Suggestions for teachers Pro-active intervention strategies Students need ‘targeted’ assistance with intonation in presentations In particular, Chinese students are going through university ‘under the radar’ Remedial classes
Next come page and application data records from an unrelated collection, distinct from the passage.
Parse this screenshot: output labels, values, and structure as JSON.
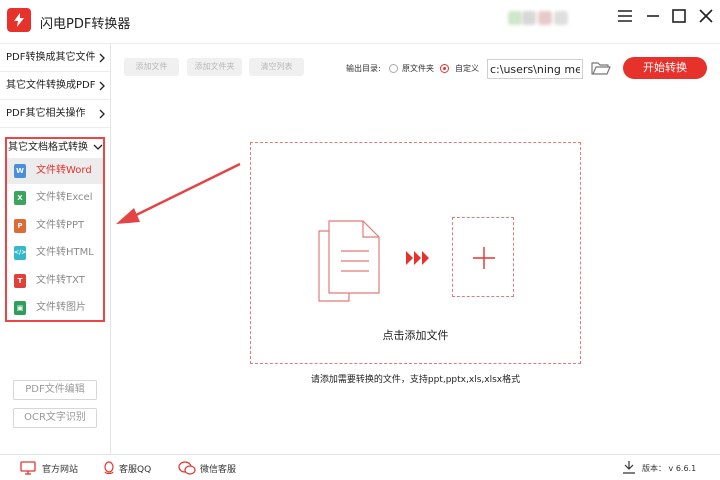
{
  "app": {
    "title": "闪电PDF转换器"
  },
  "sidebar": {
    "categories": [
      {
        "label": "PDF转换成其它文件"
      },
      {
        "label": "其它文件转换成PDF"
      },
      {
        "label": "PDF其它相关操作"
      }
    ],
    "expanded": {
      "label": "其它文档格式转换",
      "items": [
        {
          "label": "文件转Word",
          "badge": "W",
          "color": "#4a90d9"
        },
        {
          "label": "文件转Excel",
          "badge": "X",
          "color": "#3ba55c"
        },
        {
          "label": "文件转PPT",
          "badge": "P",
          "color": "#e06a35"
        },
        {
          "label": "文件转HTML",
          "badge": "</>",
          "color": "#35b8c9"
        },
        {
          "label": "文件转TXT",
          "badge": "T",
          "color": "#e0413a"
        },
        {
          "label": "文件转图片",
          "badge": "▣",
          "color": "#2f9e5b"
        }
      ]
    },
    "tools": [
      {
        "label": "PDF文件编辑"
      },
      {
        "label": "OCR文字识别"
      }
    ]
  },
  "toolbar": {
    "add_file": "添加文件",
    "add_folder": "添加文件夹",
    "clear_list": "清空列表",
    "output_label": "输出目录:",
    "option_original": "原文件夹",
    "option_custom": "自定义",
    "path_value": "c:\\users\\ning mei",
    "start": "开始转换"
  },
  "dropzone": {
    "text": "点击添加文件",
    "hint": "请添加需要转换的文件，支持ppt,pptx,xls,xlsx格式"
  },
  "status": {
    "website": "官方网站",
    "qq": "客服QQ",
    "wechat": "微信客服",
    "version": "版本： v 6.6.1"
  },
  "colors": {
    "accent": "#e7322c",
    "annotation": "#e44444"
  }
}
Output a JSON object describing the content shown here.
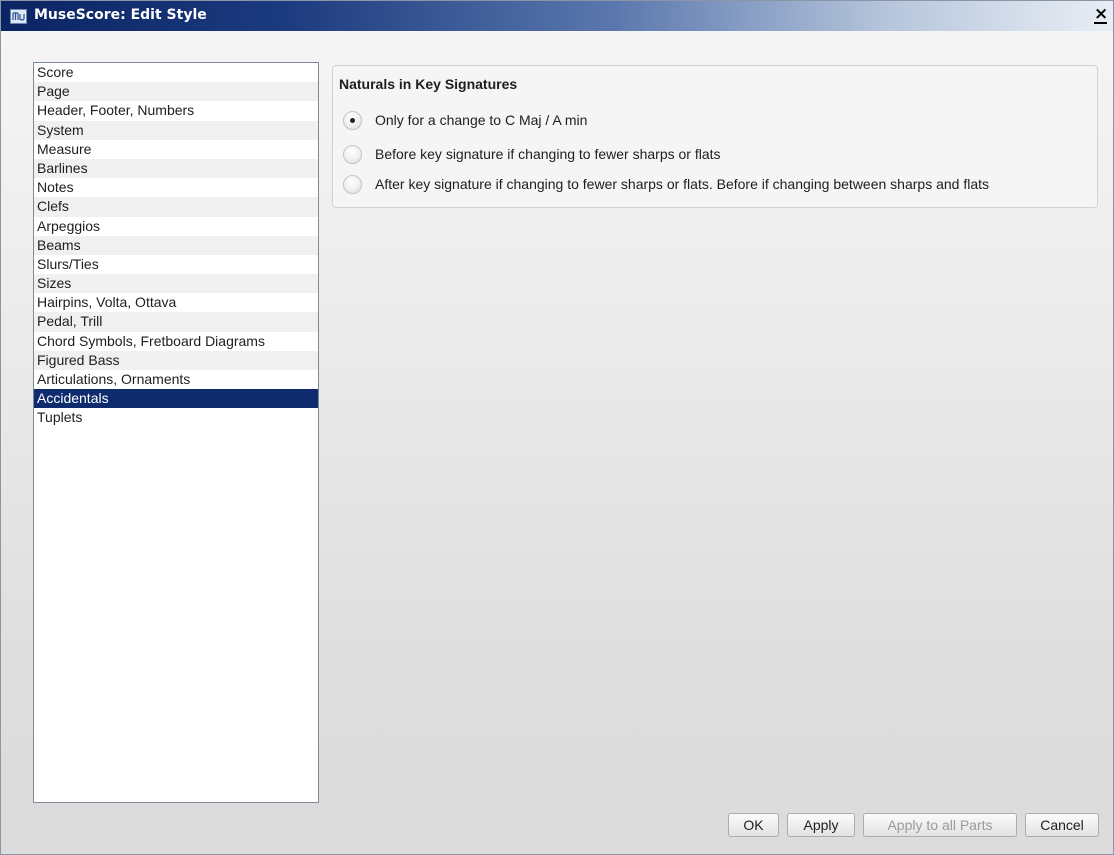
{
  "window": {
    "title": "MuseScore: Edit Style",
    "close_glyph": "×",
    "app_icon": "musescore-app-icon"
  },
  "sidebar": {
    "items": [
      {
        "label": "Score"
      },
      {
        "label": "Page"
      },
      {
        "label": "Header, Footer, Numbers"
      },
      {
        "label": "System"
      },
      {
        "label": "Measure"
      },
      {
        "label": "Barlines"
      },
      {
        "label": "Notes"
      },
      {
        "label": "Clefs"
      },
      {
        "label": "Arpeggios"
      },
      {
        "label": "Beams"
      },
      {
        "label": "Slurs/Ties"
      },
      {
        "label": "Sizes"
      },
      {
        "label": "Hairpins, Volta, Ottava"
      },
      {
        "label": "Pedal, Trill"
      },
      {
        "label": "Chord Symbols, Fretboard Diagrams"
      },
      {
        "label": "Figured Bass"
      },
      {
        "label": "Articulations, Ornaments"
      },
      {
        "label": "Accidentals"
      },
      {
        "label": "Tuplets"
      }
    ],
    "selected_label": "Accidentals"
  },
  "main": {
    "group_title": "Naturals in Key Signatures",
    "options": [
      {
        "label": "Only for a change to C Maj / A min",
        "checked": true
      },
      {
        "label": "Before key signature if changing to fewer sharps or flats",
        "checked": false
      },
      {
        "label": "After key signature if changing to fewer sharps or flats. Before if changing between sharps and flats",
        "checked": false
      }
    ]
  },
  "buttons": {
    "ok": "OK",
    "apply": "Apply",
    "apply_all_parts": "Apply to all Parts",
    "cancel": "Cancel"
  },
  "colors": {
    "selection": "#0e2b6e",
    "title_gradient_start": "#0b2463"
  }
}
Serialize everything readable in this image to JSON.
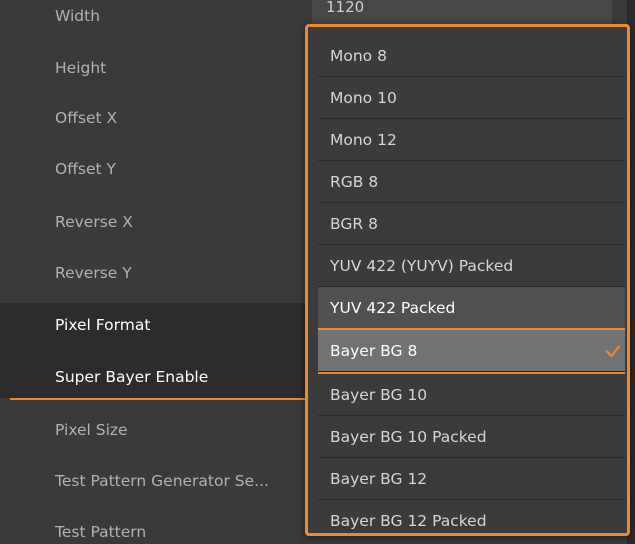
{
  "properties": [
    {
      "label": "Width"
    },
    {
      "label": "Height"
    },
    {
      "label": "Offset X"
    },
    {
      "label": "Offset Y"
    },
    {
      "label": "Reverse X"
    },
    {
      "label": "Reverse Y"
    },
    {
      "label": "Pixel Format"
    },
    {
      "label": "Super Bayer Enable"
    },
    {
      "label": "Pixel Size"
    },
    {
      "label": "Test Pattern Generator Se..."
    },
    {
      "label": "Test Pattern"
    }
  ],
  "width_value": "1120",
  "pixel_format_dropdown": {
    "selected": "Bayer BG 8",
    "options": [
      {
        "label": "Mono 8"
      },
      {
        "label": "Mono 10"
      },
      {
        "label": "Mono 12"
      },
      {
        "label": "RGB 8"
      },
      {
        "label": "BGR 8"
      },
      {
        "label": "YUV 422 (YUYV) Packed"
      },
      {
        "label": "YUV 422 Packed"
      },
      {
        "label": "Bayer BG 8"
      },
      {
        "label": "Bayer BG 10"
      },
      {
        "label": "Bayer BG 10 Packed"
      },
      {
        "label": "Bayer BG 12"
      },
      {
        "label": "Bayer BG 12 Packed"
      }
    ]
  },
  "colors": {
    "accent": "#f0892e",
    "panel_bg": "#3a3a3a",
    "selected_bg": "#727272",
    "hover_bg": "#505050"
  },
  "icons": {
    "selected_check": "check-icon"
  }
}
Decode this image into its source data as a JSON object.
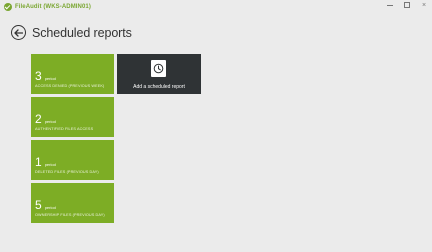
{
  "app": {
    "title": "FileAudit (WKS-ADMIN01)",
    "accent": "#7aa631",
    "controls": {
      "minimize": "minimize-icon",
      "restore": "restore-icon",
      "close": "×"
    }
  },
  "page": {
    "title": "Scheduled reports"
  },
  "reports": [
    {
      "count": "3",
      "unit": "period",
      "description": "ACCESS DENIED (PREVIOUS WEEK)"
    },
    {
      "count": "2",
      "unit": "period",
      "description": "AUTHENTIFIED FILES ACCESS"
    },
    {
      "count": "1",
      "unit": "period",
      "description": "DELETED FILES (PREVIOUS DAY)"
    },
    {
      "count": "5",
      "unit": "period",
      "description": "OWNERSHIP FILES (PREVIOUS DAY)"
    }
  ],
  "add_tile": {
    "label": "Add a scheduled report",
    "icon": "clock-icon"
  },
  "colors": {
    "tile_green": "#7dad25",
    "tile_dark": "#2f3335",
    "background": "#ebebeb"
  }
}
References Barr, P. (1990). The role of discourse intonation in lecture comprehension. In M. Hewings (Ed.), Papers in Discourse Intonation (pp. 5–21). Birmingham, UK: University of Birmingham, English Language Research. Foster, P., Tonkyn, A. & Wigglesworth, G. (2000) Measuring Spoken Language: A unit for all reasons. Applied Linguistics, 21(3), 354-375. Hincks, R (2004) Processing the prosody of oral presentations. Proceedings of InSTIL/ICALL2004 – NLP and Speech Technologies in Advanced Language Learning Systems – Venice 17-19 June, 2004 Nesi, H. The recordings and transcriptions used in this study come from the Engineering Lecture Corpus (ELC), which was developed at Coventry University under the directorship of Hilary Nesi with contributions from ELC partner institutions. Corpus development was assisted by funding from the British Council (RC 90) April 2008- August 2010. McAlear, S (2008) Unpublished MA Dissertation. Univ of Nottingham Mennen, I., Schaeffler, F. & Docherty, G. (2012). Cross-language difference in f0 range: a comparative study of English and German. Journal of the Acoustical Society of America, 131 (3), 2249-2260. Pickering, L. (2004) The structure and function of intonational paragraphs in native and nonnative speaker instructional discourse. English for Specific Purposes; Jan2004, Vol. 23 Issue 1, p19, 25p Thompson, S.E. (2003) Text-structuring metadiscourse, intonation and the signalling of organisation in academic lectures. Journal of English for Academic Purposes, 2, pp. 5-20. Tyler, A. & Bro, J. (1992) Discourse Structure in Nonnative English Discourse: The effect of ordering and interpretive cues on perceptions of comprehensibility. Studies in Second Language Acquisition, 14(1), 71-86.